“For me, the relationship with Jim, Doug and Jim Greer is a special one. It was during the most formative and impressionable years of my life. It was my first job away from home, the first time I supported myself, and in a ‘foreign land’ (New York City),” small-town Alabama native Brother Weinstein said. “We were in a setting of turmoil in our society, in the fraternity world and especially in ZBT. We all supported each other and shared what was a special time in my life.”
The Field Secretaries served as the primary undergraduate liaisons, traveling around the U.S. to visit chapters, campuses and brothers and help with their success. Brothers Summers and Weinstein went on their first training session with Brother Greer to the Alpha Beta Chapter at Temple University, where they met a Chapter President named Douglas L. Maine. Brother Maine graduated in December 1970 and … you guessed it … joined the Field Secretary team in January 1971.
The trio was complete.
In 1969-1970, Phi Sigma Delta and Phi Epsilon Pi had merged into Zeta Beta Tau. At the chapter servicing level, this created a set of challenges unexpected and exclusive to the staff of this time.
“We had a situation that no other Field Secretaries had,” Brother Maine shared. “We had to go around and try to make peace. We had this constant juggling, trying to get the chapters to play nice in the sandbox and act as one fraternity.”
Certainly, the stress of the job at the time built a bond among the three junior staffers.
“We kept the lights on and the doors open. The financial situation of the Fraternity after the mergers was bad, but our job was to service the chapters,” Brother Summers said.
Brother Weinstein said, despite the challenges, when they were together, they had a great time. He appreciates the learning experiences he had in his time on staff.
“We had a great esprit de corps. When we were together, we had fun. We didn’t talk about all the gloom and doom,” Brother Weinstein said. “I find it very unusual that, after 50 years, you have three guys who have been giving back and are still giving back. You’re not still going to find that.”
All three moved on in their careers and lives in a variety of directions after those first few months, but they continued to share a love of Zeta Beta Tau, becoming dedicated and committed Fraternity volunteers.
Brother Summers said when he reflects about all the ZBT staff teams over the years, he likes to joke when comparing their Field Staff team to others: “I like to say we were the greatest staff of all time, and while I don’t know if that’s true or not, I can guarantee we’re the doggone closest staff.”
Looking back on half a century of friendship, the three brothers are grateful for the precious nature of ZBT’s enduring, lifelong Brotherhood.

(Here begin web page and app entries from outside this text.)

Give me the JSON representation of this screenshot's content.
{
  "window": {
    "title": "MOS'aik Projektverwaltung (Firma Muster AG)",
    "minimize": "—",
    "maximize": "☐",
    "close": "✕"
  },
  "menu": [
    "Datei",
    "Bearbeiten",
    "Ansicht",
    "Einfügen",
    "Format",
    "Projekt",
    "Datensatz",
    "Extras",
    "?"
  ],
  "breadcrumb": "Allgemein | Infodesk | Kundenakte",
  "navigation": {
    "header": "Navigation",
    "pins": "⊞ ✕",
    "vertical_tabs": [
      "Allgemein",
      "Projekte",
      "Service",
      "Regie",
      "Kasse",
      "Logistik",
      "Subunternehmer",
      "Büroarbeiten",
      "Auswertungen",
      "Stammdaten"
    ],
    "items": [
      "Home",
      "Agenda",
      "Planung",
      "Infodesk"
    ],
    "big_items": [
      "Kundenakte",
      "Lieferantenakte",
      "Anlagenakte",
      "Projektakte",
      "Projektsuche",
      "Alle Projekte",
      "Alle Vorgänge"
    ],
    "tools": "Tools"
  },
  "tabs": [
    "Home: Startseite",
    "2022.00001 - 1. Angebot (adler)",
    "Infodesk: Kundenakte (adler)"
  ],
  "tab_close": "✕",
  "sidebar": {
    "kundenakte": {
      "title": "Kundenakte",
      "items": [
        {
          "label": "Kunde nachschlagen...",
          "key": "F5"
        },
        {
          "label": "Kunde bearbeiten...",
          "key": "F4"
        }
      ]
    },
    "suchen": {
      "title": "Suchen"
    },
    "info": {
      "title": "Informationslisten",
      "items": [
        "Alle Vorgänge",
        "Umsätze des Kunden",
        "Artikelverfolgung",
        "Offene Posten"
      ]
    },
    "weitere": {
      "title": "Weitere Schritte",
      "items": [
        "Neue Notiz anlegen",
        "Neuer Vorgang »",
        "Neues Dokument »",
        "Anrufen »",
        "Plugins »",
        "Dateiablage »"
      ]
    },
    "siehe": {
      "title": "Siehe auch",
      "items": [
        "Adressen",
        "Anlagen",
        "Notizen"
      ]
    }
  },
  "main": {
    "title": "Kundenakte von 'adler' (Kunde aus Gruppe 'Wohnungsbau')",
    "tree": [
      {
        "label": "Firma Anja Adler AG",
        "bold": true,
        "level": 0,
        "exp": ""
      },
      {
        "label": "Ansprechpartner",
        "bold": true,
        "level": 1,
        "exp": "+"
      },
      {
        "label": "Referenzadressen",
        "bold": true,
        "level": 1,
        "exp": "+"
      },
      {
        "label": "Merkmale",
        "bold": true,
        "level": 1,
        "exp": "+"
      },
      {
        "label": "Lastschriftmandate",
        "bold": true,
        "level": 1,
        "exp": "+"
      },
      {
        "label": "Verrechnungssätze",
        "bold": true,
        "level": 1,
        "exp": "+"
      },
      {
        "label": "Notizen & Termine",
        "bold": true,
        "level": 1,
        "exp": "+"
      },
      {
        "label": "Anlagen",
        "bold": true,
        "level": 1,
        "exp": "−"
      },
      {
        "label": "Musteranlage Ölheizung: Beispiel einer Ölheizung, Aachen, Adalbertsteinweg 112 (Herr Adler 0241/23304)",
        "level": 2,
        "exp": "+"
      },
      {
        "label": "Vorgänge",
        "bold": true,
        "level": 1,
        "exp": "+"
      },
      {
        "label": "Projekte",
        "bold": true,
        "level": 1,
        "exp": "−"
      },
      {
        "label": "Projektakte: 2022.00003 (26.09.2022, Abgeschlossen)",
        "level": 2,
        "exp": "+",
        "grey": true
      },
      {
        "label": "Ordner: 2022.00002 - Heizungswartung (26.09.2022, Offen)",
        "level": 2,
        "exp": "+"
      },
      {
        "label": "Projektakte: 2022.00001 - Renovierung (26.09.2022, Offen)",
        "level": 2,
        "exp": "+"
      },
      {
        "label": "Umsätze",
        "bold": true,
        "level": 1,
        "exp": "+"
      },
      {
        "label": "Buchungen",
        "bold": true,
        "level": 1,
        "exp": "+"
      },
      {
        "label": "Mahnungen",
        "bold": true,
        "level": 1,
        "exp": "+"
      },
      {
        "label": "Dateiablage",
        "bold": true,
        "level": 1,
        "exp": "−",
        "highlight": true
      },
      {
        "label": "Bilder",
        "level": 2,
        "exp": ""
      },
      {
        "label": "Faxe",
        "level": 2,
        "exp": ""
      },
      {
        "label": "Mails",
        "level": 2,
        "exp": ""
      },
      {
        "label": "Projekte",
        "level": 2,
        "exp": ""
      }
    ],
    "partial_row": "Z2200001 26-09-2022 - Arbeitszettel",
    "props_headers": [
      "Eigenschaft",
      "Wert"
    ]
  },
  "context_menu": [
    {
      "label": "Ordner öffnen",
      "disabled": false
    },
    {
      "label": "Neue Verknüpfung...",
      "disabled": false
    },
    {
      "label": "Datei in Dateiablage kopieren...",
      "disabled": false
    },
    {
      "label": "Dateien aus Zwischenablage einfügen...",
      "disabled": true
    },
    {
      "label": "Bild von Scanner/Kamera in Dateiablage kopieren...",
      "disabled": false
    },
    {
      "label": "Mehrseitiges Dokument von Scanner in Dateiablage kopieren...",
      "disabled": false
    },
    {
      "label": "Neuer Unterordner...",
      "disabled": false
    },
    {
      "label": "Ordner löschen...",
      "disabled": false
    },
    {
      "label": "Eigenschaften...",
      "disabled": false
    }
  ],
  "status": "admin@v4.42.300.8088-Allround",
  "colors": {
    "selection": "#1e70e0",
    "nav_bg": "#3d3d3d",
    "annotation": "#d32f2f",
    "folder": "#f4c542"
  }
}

“Fifty-some years later, spread to three of the four corners of the country, we are still close friends, and that is a Brotherhood for a Lifetime story in itself,” Brother Summers said.